TASK -
Look through the lines below and copy each one that includes "chevron".

MATERIAL FOR THIS EXERCISE -
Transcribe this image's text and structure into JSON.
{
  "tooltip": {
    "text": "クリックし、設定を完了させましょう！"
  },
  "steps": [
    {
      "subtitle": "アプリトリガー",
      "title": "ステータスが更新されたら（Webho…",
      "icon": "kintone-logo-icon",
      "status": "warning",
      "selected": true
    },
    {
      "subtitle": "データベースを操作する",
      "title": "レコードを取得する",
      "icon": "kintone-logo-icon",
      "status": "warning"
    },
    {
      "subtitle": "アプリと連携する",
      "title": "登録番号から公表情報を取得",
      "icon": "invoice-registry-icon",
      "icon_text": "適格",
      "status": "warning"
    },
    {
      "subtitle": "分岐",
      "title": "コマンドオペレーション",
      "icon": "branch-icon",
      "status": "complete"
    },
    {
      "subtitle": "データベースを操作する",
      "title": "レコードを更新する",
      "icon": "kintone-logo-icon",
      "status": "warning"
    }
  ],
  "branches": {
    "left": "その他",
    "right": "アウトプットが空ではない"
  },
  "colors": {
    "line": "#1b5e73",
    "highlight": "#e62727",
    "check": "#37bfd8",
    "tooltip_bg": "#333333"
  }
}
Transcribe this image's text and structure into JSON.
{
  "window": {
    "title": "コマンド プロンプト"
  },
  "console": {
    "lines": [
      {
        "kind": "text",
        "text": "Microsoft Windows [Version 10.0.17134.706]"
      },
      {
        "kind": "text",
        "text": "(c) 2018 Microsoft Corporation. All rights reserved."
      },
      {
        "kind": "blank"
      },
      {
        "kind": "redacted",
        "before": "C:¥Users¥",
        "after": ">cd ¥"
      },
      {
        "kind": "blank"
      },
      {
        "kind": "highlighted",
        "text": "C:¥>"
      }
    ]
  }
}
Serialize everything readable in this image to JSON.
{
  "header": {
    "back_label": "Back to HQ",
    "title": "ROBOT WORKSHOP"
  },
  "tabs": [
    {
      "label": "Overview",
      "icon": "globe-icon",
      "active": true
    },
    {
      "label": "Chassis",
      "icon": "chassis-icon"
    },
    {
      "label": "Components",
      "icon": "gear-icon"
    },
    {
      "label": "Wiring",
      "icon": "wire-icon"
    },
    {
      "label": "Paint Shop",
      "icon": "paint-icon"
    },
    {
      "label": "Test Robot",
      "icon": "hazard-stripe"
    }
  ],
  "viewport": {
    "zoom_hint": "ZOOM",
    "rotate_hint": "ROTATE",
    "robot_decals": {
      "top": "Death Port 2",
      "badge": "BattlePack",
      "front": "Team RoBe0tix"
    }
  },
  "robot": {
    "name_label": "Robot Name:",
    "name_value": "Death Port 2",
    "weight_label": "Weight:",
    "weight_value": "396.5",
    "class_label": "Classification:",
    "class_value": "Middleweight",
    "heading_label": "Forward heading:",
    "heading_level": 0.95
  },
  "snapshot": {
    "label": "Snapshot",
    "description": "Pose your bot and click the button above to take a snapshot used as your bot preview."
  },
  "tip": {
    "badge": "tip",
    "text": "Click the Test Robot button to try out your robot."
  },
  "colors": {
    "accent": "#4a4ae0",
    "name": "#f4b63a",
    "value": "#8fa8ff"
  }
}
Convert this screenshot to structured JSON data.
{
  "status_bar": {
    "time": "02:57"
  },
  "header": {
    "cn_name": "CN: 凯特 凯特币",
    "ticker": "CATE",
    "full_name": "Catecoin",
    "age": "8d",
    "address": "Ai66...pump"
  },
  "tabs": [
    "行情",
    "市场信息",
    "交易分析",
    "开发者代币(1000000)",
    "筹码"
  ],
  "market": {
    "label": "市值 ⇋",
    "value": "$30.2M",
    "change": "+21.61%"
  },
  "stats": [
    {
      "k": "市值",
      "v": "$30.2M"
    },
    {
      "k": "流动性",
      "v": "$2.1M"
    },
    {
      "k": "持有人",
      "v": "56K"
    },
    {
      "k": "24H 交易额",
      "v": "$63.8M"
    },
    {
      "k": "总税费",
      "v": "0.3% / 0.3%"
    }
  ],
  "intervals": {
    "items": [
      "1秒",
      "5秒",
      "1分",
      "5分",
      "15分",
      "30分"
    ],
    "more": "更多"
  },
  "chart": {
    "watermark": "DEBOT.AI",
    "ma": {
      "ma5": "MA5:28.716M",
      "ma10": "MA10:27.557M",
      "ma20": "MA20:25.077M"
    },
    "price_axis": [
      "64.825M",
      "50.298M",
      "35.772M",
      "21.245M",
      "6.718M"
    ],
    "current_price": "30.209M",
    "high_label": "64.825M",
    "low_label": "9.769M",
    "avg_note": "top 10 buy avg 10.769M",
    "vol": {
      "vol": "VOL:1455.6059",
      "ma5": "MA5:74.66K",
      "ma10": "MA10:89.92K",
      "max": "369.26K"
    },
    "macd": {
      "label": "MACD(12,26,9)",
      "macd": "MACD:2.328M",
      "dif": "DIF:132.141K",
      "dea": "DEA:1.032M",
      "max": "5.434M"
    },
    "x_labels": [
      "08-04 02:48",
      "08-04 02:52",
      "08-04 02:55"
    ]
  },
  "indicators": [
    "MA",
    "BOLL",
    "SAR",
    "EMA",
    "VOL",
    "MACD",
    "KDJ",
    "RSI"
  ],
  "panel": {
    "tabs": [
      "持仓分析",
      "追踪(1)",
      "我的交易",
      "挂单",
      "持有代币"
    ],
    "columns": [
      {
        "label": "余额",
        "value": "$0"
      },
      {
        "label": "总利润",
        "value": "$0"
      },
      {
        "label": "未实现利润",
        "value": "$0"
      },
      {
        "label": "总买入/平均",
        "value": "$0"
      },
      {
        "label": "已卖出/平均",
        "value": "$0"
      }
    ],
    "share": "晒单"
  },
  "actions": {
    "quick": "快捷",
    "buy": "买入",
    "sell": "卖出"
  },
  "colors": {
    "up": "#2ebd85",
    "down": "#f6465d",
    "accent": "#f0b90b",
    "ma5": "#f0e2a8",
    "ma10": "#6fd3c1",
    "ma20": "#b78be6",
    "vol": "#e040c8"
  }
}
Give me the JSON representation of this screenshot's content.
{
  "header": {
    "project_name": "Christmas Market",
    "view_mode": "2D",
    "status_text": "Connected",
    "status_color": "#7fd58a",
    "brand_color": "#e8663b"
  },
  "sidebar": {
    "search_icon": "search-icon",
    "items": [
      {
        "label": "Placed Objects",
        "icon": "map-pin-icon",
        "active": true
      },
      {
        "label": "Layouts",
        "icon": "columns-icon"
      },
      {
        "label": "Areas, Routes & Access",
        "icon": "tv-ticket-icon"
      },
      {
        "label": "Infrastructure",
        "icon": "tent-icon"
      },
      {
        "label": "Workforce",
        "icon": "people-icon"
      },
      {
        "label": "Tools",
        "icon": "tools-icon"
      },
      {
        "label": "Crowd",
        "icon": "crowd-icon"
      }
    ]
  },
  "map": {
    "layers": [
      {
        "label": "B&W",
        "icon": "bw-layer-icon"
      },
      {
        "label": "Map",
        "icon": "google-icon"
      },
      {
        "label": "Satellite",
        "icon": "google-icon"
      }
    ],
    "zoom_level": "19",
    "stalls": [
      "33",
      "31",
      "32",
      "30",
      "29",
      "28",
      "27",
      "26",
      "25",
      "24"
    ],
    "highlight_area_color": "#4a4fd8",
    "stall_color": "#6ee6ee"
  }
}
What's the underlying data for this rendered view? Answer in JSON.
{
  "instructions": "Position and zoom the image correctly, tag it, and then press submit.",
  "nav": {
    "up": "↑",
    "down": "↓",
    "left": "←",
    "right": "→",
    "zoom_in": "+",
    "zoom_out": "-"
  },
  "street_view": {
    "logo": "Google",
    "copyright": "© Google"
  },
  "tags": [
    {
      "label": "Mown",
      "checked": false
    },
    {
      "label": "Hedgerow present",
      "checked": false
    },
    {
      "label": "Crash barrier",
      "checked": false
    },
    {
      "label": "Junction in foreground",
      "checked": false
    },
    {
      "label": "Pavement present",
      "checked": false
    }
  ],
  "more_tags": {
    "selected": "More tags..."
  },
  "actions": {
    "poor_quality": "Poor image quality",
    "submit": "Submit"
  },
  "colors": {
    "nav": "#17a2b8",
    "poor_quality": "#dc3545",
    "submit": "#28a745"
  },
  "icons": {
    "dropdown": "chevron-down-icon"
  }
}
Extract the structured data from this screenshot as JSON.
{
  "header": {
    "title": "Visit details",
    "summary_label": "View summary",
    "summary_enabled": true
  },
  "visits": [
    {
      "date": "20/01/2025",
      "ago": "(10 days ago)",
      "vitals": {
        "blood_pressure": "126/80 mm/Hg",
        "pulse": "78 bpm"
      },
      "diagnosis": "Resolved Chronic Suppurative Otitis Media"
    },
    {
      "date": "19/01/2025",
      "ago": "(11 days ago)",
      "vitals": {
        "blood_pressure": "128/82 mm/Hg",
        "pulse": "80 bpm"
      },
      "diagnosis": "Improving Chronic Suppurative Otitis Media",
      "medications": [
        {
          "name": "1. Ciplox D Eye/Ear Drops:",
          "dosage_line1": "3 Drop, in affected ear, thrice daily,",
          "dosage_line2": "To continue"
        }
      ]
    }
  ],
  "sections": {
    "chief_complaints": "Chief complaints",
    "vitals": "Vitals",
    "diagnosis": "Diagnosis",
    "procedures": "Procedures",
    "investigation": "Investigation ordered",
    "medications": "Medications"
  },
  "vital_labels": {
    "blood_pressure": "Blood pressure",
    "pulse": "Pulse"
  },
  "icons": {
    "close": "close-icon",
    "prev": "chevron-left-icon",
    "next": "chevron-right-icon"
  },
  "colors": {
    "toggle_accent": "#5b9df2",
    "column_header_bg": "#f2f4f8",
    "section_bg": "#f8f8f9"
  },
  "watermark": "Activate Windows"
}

WRITTEN ANSWER -
    "dropdown": "chevron-down-icon"
    "prev": "chevron-left-icon",
    "next": "chevron-right-icon"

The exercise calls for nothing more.